I have to say it. If this photo said “open cancer” with the same caption, it would be on all major news networks, everyone would be slandering these people…it would be an outrage.
So I ask you {seriously, I’m asking; everyone always thinks this is rhetorical}, what is so hilarious about diabetes jokes? You wouldn’t joke about your “homies” dying from cancer, or any other chronic/life-threatening/terminal disease, so please explain to me why I can’t avoid hearing diabetes jokes any time I watch a movie or turn on the TV or go in public?
Folks, it’s humiliating. I can’t even watch The Vow without hearing, “Are you trying to make me diabetic or just fat?”
Death is a true fear that I have to face every day. Dead-In-Bed Syndrome is something I grapple with nearly every night. It’s prevalence is primarily high in people in my age group. I could fall asleep tonight and never wake up because of my Type 1 diabetes.So no, I don’t think this “mock parody” {as Crossfit is calling it} is funny.

Dead in bed syndrome (DIB) is a term used to describe the sudden unexplained deaths of young people with type 1 diabetes. The syndrome is characterised as when someone with insulin dependent diabetes has gone to bed seemingly perfectly fine and has been found dead in an undisturbed bed. Read more about Dead-In-Bed here.

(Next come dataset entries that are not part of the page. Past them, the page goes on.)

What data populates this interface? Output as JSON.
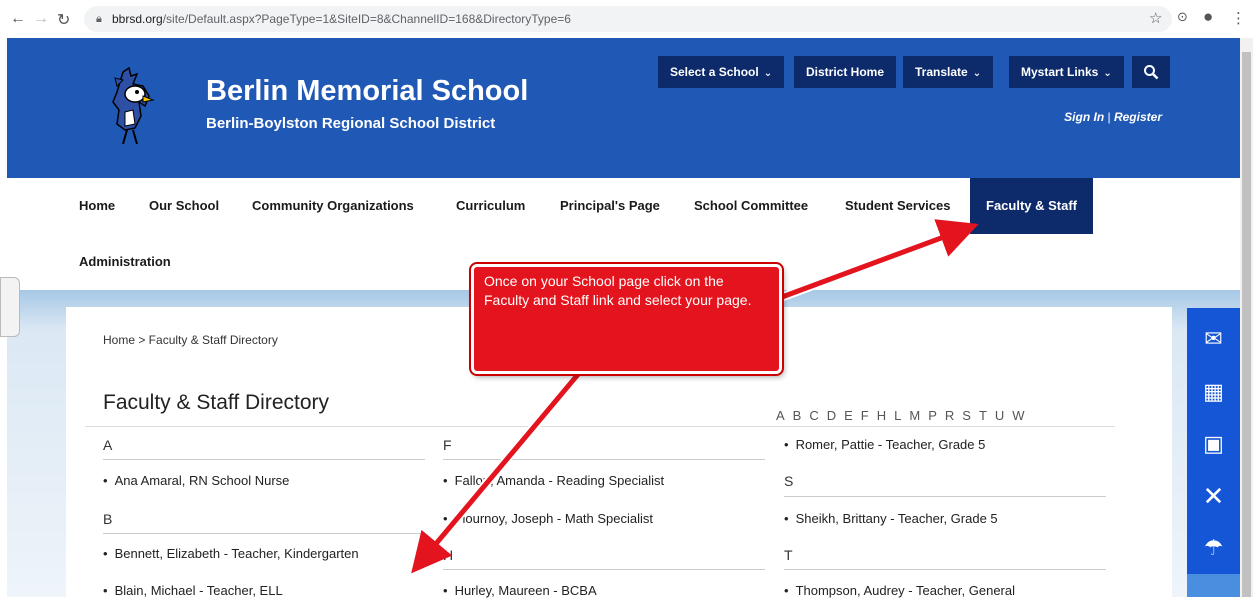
{
  "browser": {
    "url_domain": "bbrsd.org",
    "url_path": "/site/Default.aspx?PageType=1&SiteID=8&ChannelID=168&DirectoryType=6"
  },
  "header": {
    "school_name": "Berlin Memorial School",
    "district_name": "Berlin-Boylston Regional School District",
    "buttons": {
      "select_school": "Select a School",
      "district_home": "District Home",
      "translate": "Translate",
      "mystart": "Mystart Links"
    },
    "sign_in": "Sign In",
    "separator": "|",
    "register": "Register"
  },
  "nav": {
    "items": [
      "Home",
      "Our School",
      "Community Organizations",
      "Curriculum",
      "Principal's Page",
      "School Committee",
      "Student Services",
      "Faculty & Staff",
      "Administration"
    ],
    "active": "Faculty & Staff"
  },
  "breadcrumb": "Home > Faculty & Staff Directory",
  "directory": {
    "title": "Faculty & Staff Directory",
    "alphabet": [
      "A",
      "B",
      "C",
      "D",
      "E",
      "F",
      "H",
      "L",
      "M",
      "P",
      "R",
      "S",
      "T",
      "U",
      "W"
    ],
    "col1": {
      "A": "A",
      "a_entries": [
        "Ana Amaral, RN School Nurse"
      ],
      "B": "B",
      "b_entries": [
        "Bennett, Elizabeth - Teacher, Kindergarten",
        "Blain, Michael - Teacher, ELL"
      ]
    },
    "col2": {
      "F": "F",
      "f_entries": [
        "Fallon, Amanda - Reading Specialist",
        "Flournoy, Joseph - Math Specialist"
      ],
      "H": "H",
      "h_entries": [
        "Hurley, Maureen - BCBA"
      ]
    },
    "col3": {
      "r_entries": [
        "Romer, Pattie - Teacher, Grade 5"
      ],
      "S": "S",
      "s_entries": [
        "Sheikh, Brittany - Teacher, Grade 5"
      ],
      "T": "T",
      "t_entries": [
        "Thompson, Audrey - Teacher, General"
      ]
    }
  },
  "callout": {
    "text": "Once on your School page click on the Faculty and Staff link and select your  page."
  },
  "colors": {
    "header_blue": "#1f58b5",
    "dark_navy": "#0d2a6b",
    "callout_red": "#e3141d",
    "side_tool_blue": "#1556d6"
  },
  "icons": [
    "back-arrow-icon",
    "forward-arrow-icon",
    "reload-icon",
    "lock-icon",
    "star-icon",
    "extension-icon",
    "profile-icon",
    "menu-icon",
    "search-icon",
    "mail-icon",
    "calendar-icon",
    "contact-icon",
    "dining-icon",
    "umbrella-icon"
  ]
}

I need to know why the American public needs diabetes jokes. I also need YOU to know that no diabetes is directly caused by sugar: many Type 2’s only have T2 because it runs in their families. I know of many T2’s who are marathon runners and are extremely healthy people, yet they were diagnosed with T2.
Before you condone and laugh at diabetes jokes, think of the babies who are diagnosed before they even have a chance in the world. Think of the little kids who take 10 shots a day plus 10 finger pricks, who can’t have a carefree childhood, who are comatose or who have brain damage, all because of T1D. Think of how many T1’s are sitting there with their heads down, face red, embarrassed, feeling terrible about themselves, just so you could have a little laugh about something that isn’t even true {I have never heard a diabetes joke that separates Type 1 from Type 2. And even so, it’s not funny to joke about T2 either.}
Every show or movie I’ve seen that had diabetes jokes would be just as funny without them. The scene would be just as cute/funny/solid without those hurtful jokes, so why are they added in there {if it would be just as funny without it}? Why do these writers want to hurt and embarrass people just to make YOU laugh, and WHY are YOU laughing about people dying?
Everyone likes to tell us: “Stop being so sensitive. Diabetes is manageable.” Well, if you don’t have diabetes, then you have no credibility in saying that. You don’t know what it’s like. You may assume that it’s manageable just because I’m not currently passing out in front of you, but you don’t even know that I may be sitting there trying to avoid a coma. I’ve been at parties, family gatherings, etc. with a soaring blood sugar, otherwise known as hyperglycemia, {or hypoglycemia–low blood sugar} fighting the extreme urge to fall asleep because I know if I fall asleep that high {or low}, I may not wake up. But no one’s ever noticed it, because we are always having to hide it. Many times, we are too embarrassed to even identify ourselves as “Type 1 diabetics” or just “diabetics” especially.
There’s been many times in public where a stranger has asked about my pump, and I respond explaining that I have T1D. I’ve even been cussed out, screamed at, and shamed for giving an insulin injection in public around children {even though I was discreet.} I can think of one time in particular where a lady immediately asked after I told her about my T1D {following her invasive questioning about my pump}: “Did your mother feed you lots of sugar growing up?” She continued on, saying extremely insensitive, ignorant things, making assumptions about my body and health, all while I was trying to enjoy a meal with friends. This kind of thing happens to us all the time, guys. We are constantly being humiliated, all because of misinformation.

T1 Diabetes is hard enough. Why do you need to make it harder by laughing at my pain?

I don’t want your sympathy or pity. I don’t want to be coddled. But I do want you to also be affected by these hurtful jokes and words. Simply, I want you to CARE. I want you to realize this is wrong. And I want you to care enough to do something about it, even if that “something” is as simple as refusing to laugh at a hurtful joke.